(DATA FOR THE TASK Opens)
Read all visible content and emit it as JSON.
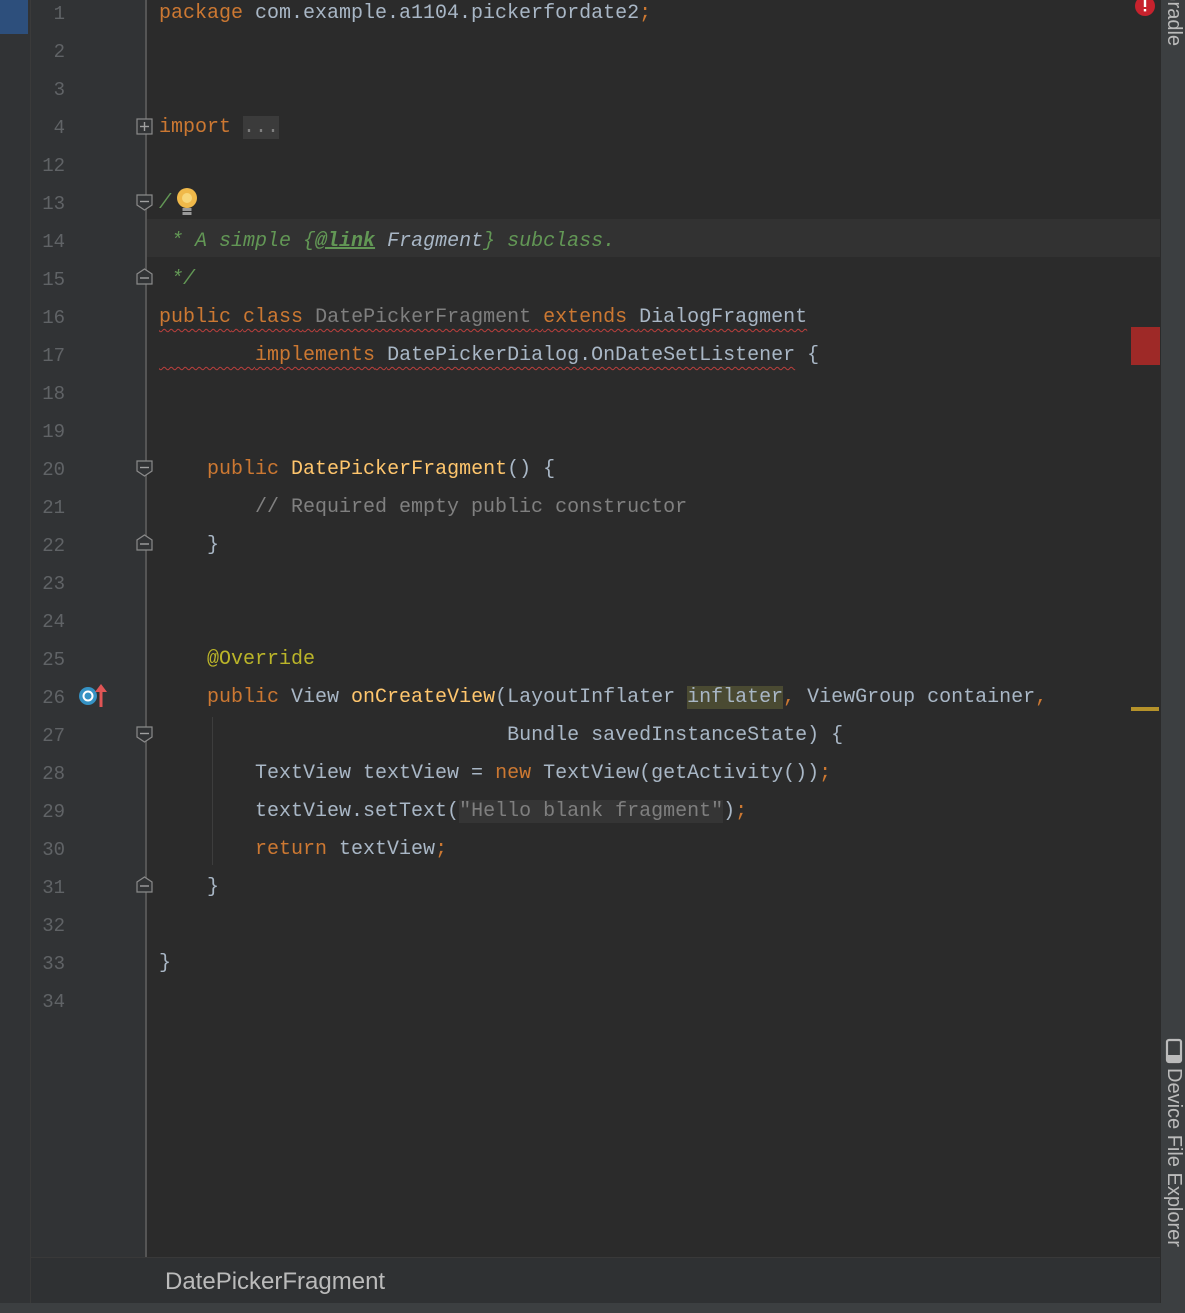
{
  "editor": {
    "line_numbers": [
      "1",
      "2",
      "3",
      "4",
      "12",
      "13",
      "14",
      "15",
      "16",
      "17",
      "18",
      "19",
      "20",
      "21",
      "22",
      "23",
      "24",
      "25",
      "26",
      "27",
      "28",
      "29",
      "30",
      "31",
      "32",
      "33",
      "34"
    ],
    "tokens": {
      "l1_kw": "package",
      "l1_rest": " com.example.a1104.pickerfordate2",
      "semi": ";",
      "l4_kw": "import",
      "l4_fold": "...",
      "l13_start": "/",
      "l14_star": " * A simple ",
      "l14_brace_open": "{",
      "l14_tag": "@link",
      "l14_ref": " Fragment",
      "l14_brace_close": "}",
      "l14_end": " subclass.",
      "l15": " */",
      "l16_kw1": "public",
      "l16_kw2": "class",
      "l16_name": "DatePickerFragment",
      "l16_kw3": "extends",
      "l16_super": "DialogFragment",
      "l17_kw": "implements",
      "l17_iface": "DatePickerDialog.OnDateSetListener",
      "l17_brace": " {",
      "l20_kw": "public",
      "l20_fn": "DatePickerFragment",
      "l20_rest": "() {",
      "l21_comment": "// Required empty public constructor",
      "close_brace": "}",
      "l25_ann": "@Override",
      "l26_kw": "public",
      "l26_type": " View ",
      "l26_fn": "onCreateView",
      "l26_p1": "(LayoutInflater ",
      "l26_param": "inflater",
      "comma": ",",
      "l26_p2": " ViewGroup container",
      "l27_rest": "Bundle savedInstanceState) {",
      "l28_a": "TextView textView = ",
      "l28_kw": "new",
      "l28_b": " TextView(getActivity())",
      "l29_a": "textView.setText(",
      "l29_str": "\"Hello blank fragment\"",
      "l29_b": ")",
      "l30_kw": "return",
      "l30_rest": " textView"
    }
  },
  "right_tools": {
    "gradle": "Gradle",
    "device_file_explorer": "Device File Explorer"
  },
  "breadcrumb": {
    "label": "DatePickerFragment"
  },
  "colors": {
    "background": "#2b2b2b",
    "keyword": "#cc7832",
    "function": "#ffc66d",
    "annotation": "#bbb529",
    "comment": "#808080",
    "doc_comment": "#629755",
    "string": "#6a8759",
    "error": "#bc3f3c"
  }
}
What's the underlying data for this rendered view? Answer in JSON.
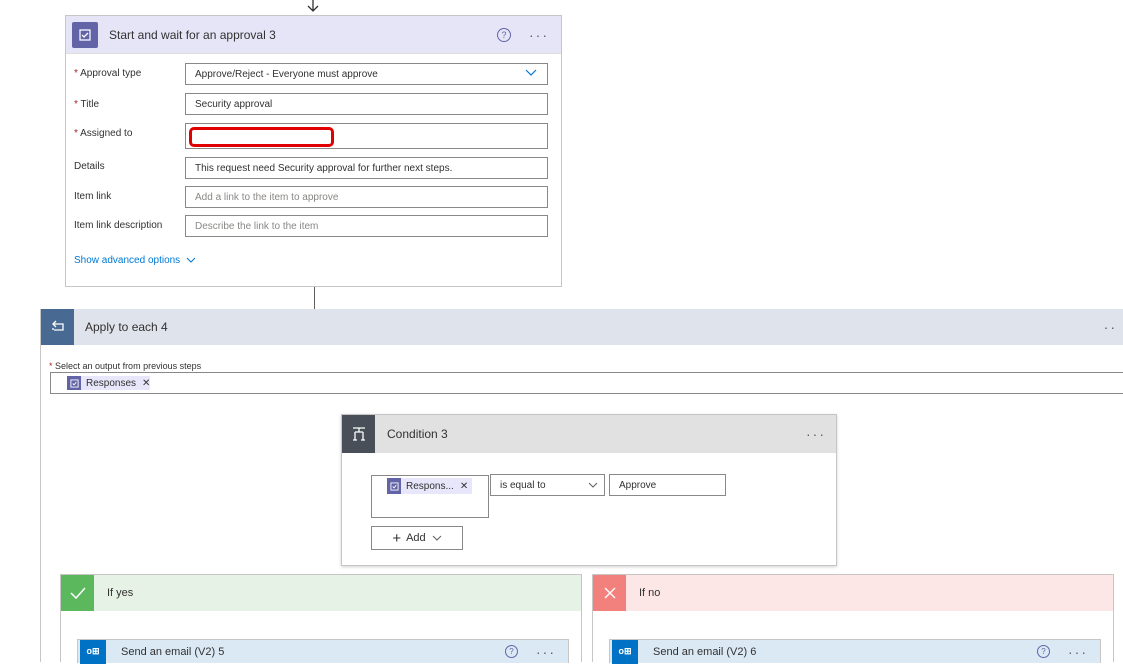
{
  "approval": {
    "title": "Start and wait for an approval 3",
    "fields": {
      "approval_type": {
        "label": "Approval type",
        "value": "Approve/Reject - Everyone must approve"
      },
      "title": {
        "label": "Title",
        "value": "Security approval"
      },
      "assigned_to": {
        "label": "Assigned to",
        "value": ""
      },
      "details": {
        "label": "Details",
        "value": "This request need Security approval for further next steps."
      },
      "item_link": {
        "label": "Item link",
        "placeholder": "Add a link to the item to approve"
      },
      "item_link_description": {
        "label": "Item link description",
        "placeholder": "Describe the link to the item"
      }
    },
    "advanced_label": "Show advanced options"
  },
  "apply_each": {
    "title": "Apply to each 4",
    "select_label": "Select an output from previous steps",
    "token": "Responses"
  },
  "condition": {
    "title": "Condition 3",
    "left_token": "Respons...",
    "operator": "is equal to",
    "right_value": "Approve",
    "add_label": "Add"
  },
  "branches": {
    "yes": {
      "label": "If yes",
      "action_title": "Send an email (V2) 5"
    },
    "no": {
      "label": "If no",
      "action_title": "Send an email (V2) 6"
    }
  },
  "colors": {
    "approval_accent": "#6264a7",
    "approval_header": "#e6e5f7",
    "loop_header": "#dfe3eb",
    "loop_icon": "#486991",
    "condition_icon": "#484f58",
    "yes_green": "#5cb85c",
    "no_red": "#f2817d",
    "outlook_blue": "#0072c6",
    "annotation_red": "#e00000"
  }
}
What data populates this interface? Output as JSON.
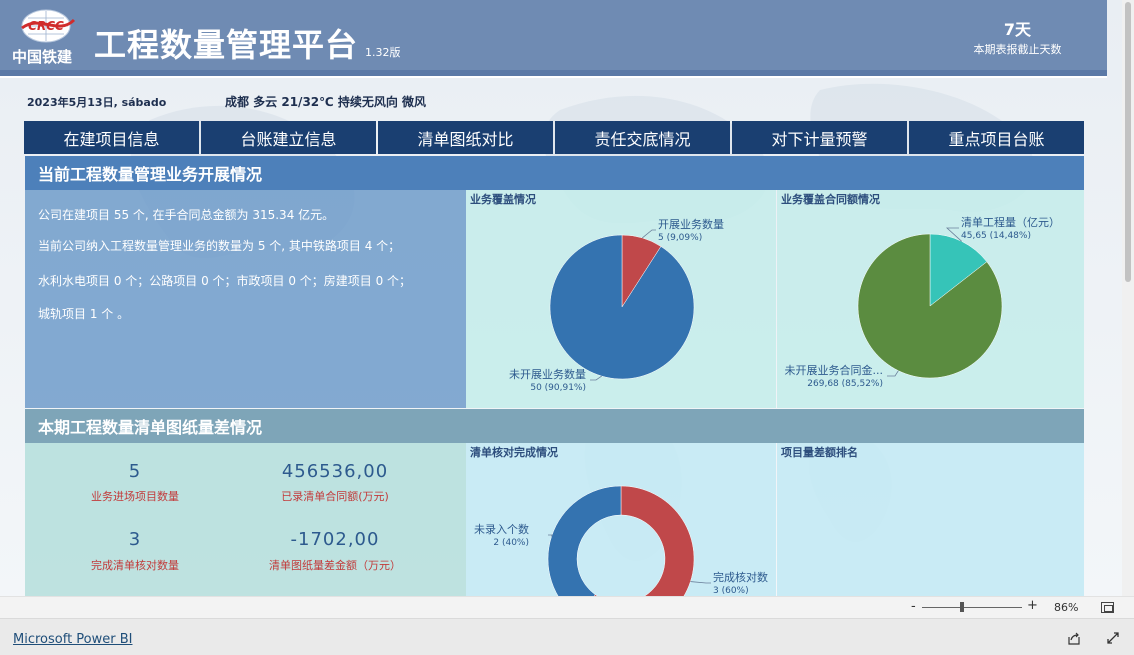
{
  "header": {
    "logo_mark": "CRCC",
    "logo_text": "中国铁建",
    "title": "工程数量管理平台",
    "version": "1.32版",
    "deadline_value": "7天",
    "deadline_label": "本期表报截止天数"
  },
  "infobar": {
    "date": "2023年5月13日, sábado",
    "weather": "成都  多云   21/32℃   持续无风向 微风"
  },
  "nav": {
    "items": [
      "在建项目信息",
      "台账建立信息",
      "清单图纸对比",
      "责任交底情况",
      "对下计量预警",
      "重点项目台账"
    ]
  },
  "section1": {
    "title": "当前工程数量管理业务开展情况",
    "lines": [
      "公司在建项目 55 个, 在手合同总金额为 315.34 亿元。",
      "当前公司纳入工程数量管理业务的数量为 5 个, 其中铁路项目 4 个；",
      "水利水电项目 0 个；公路项目 0 个；市政项目 0 个；房建项目 0 个；",
      "城轨项目 1 个 。"
    ],
    "chart1_title": "业务覆盖情况",
    "chart2_title": "业务覆盖合同额情况"
  },
  "section2": {
    "title": "本期工程数量清单图纸量差情况",
    "kpis": [
      {
        "value": "5",
        "label": "业务进场项目数量"
      },
      {
        "value": "456536,00",
        "label": "已录清单合同额(万元)"
      },
      {
        "value": "3",
        "label": "完成清单核对数量"
      },
      {
        "value": "-1702,00",
        "label": "清单图纸量差金额（万元）"
      }
    ],
    "chart3_title": "清单核对完成情况",
    "chart4_title": "项目量差额排名"
  },
  "chart_data": [
    {
      "type": "pie",
      "title": "业务覆盖情况",
      "slices": [
        {
          "label": "开展业务数量",
          "value": 5,
          "display": "5 (9,09%)",
          "color": "#c0484a"
        },
        {
          "label": "未开展业务数量",
          "value": 50,
          "display": "50 (90,91%)",
          "color": "#3473b0"
        }
      ]
    },
    {
      "type": "pie",
      "title": "业务覆盖合同额情况",
      "slices": [
        {
          "label": "清单工程量（亿元）",
          "value": 45.65,
          "display": "45,65 (14,48%)",
          "color": "#36c4b8"
        },
        {
          "label": "未开展业务合同金...",
          "value": 269.68,
          "display": "269,68 (85,52%)",
          "color": "#5b8c40"
        }
      ]
    },
    {
      "type": "pie",
      "title": "清单核对完成情况",
      "donut": true,
      "slices": [
        {
          "label": "完成核对数",
          "value": 3,
          "display": "3 (60%)",
          "color": "#c0484a"
        },
        {
          "label": "未录入个数",
          "value": 2,
          "display": "2 (40%)",
          "color": "#3473b0"
        }
      ]
    }
  ],
  "zoom": {
    "minus": "-",
    "plus": "+",
    "level": "86%",
    "level_value": 0.4
  },
  "footer": {
    "brand": "Microsoft Power BI"
  }
}
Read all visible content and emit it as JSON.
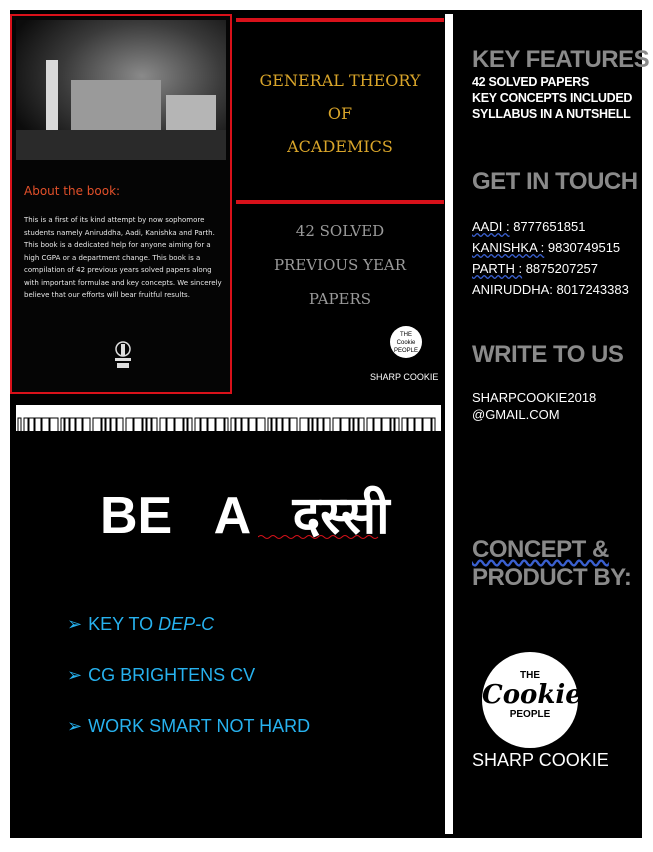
{
  "cover": {
    "about_title": "About the book:",
    "about_text": "This is a first of its kind attempt by now sophomore students namely Aniruddha, Aadi, Kanishka and Parth. This book is a dedicated help for anyone aiming for a high CGPA or a department change. This book is a compilation of 42 previous years solved papers along with important formulae and key concepts. We sincerely believe that our efforts will bear fruitful results.",
    "title_line1": "GENERAL THEORY",
    "title_line2": "OF",
    "title_line3": "ACADEMICS",
    "sub_line1": "42 SOLVED",
    "sub_line2": "PREVIOUS YEAR",
    "sub_line3": "PAPERS",
    "logo_text": "THE Cookie PEOPLE",
    "brand": "SHARP COOKIE"
  },
  "slogan": {
    "text": "BE   A   दस्सी"
  },
  "bullets": [
    {
      "prefix": "KEY TO ",
      "emph": "DEP-C"
    },
    {
      "prefix": "CG BRIGHTENS CV",
      "emph": ""
    },
    {
      "prefix": "WORK SMART NOT HARD",
      "emph": ""
    }
  ],
  "sidebar": {
    "features_heading": "KEY FEATURES",
    "features": [
      "42 SOLVED PAPERS",
      "KEY CONCEPTS INCLUDED",
      "SYLLABUS IN A NUTSHELL"
    ],
    "contact_heading": "GET IN TOUCH",
    "contacts": [
      {
        "name": "AADI :",
        "phone": " 8777651851"
      },
      {
        "name": "KANISHKA :",
        "phone": " 9830749515"
      },
      {
        "name": "PARTH :",
        "phone": " 8875207257"
      },
      {
        "name": "ANIRUDDHA:",
        "phone": " 8017243383"
      }
    ],
    "write_heading": "WRITE TO US",
    "email_line1": "SHARPCOOKIE2018",
    "email_line2": "@GMAIL.COM",
    "concept_line1": "CONCEPT &",
    "concept_line2": "PRODUCT BY:",
    "logo_the": "THE",
    "logo_cookie": "Cookie",
    "logo_people": "PEOPLE",
    "brand": "SHARP COOKIE"
  },
  "colors": {
    "background": "#000000",
    "accent_red": "#d8111a",
    "title_gold": "#d9a52a",
    "bullet_blue": "#27b2ef",
    "heading_gray": "#8a8a8a"
  }
}
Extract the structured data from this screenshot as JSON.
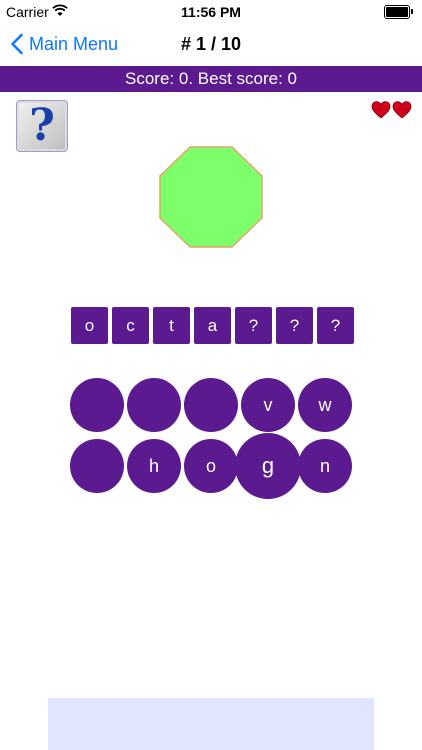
{
  "status_bar": {
    "carrier": "Carrier",
    "time": "11:56 PM"
  },
  "nav": {
    "back_label": "Main Menu",
    "title": "# 1 / 10"
  },
  "score_banner": "Score: 0. Best score: 0",
  "lives": 2,
  "shape": {
    "kind": "octagon",
    "fill": "#7cff6b",
    "stroke": "#e8a468"
  },
  "answer_slots": [
    "o",
    "c",
    "t",
    "a",
    "?",
    "?",
    "?"
  ],
  "letter_rows": [
    [
      "",
      "",
      "",
      "v",
      "w"
    ],
    [
      "",
      "h",
      "o",
      "g",
      "n"
    ]
  ],
  "colors": {
    "accent": "#5b1a8f",
    "link": "#0a7aff",
    "heart": "#d0021b",
    "ad_background": "#e1e6ff"
  }
}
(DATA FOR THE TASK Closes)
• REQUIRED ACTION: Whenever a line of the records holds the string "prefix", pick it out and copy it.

• RESULT OF THIS TASK:
      "prefix": "KEY TO ",
      "prefix": "CG BRIGHTENS CV",
      "prefix": "WORK SMART NOT HARD",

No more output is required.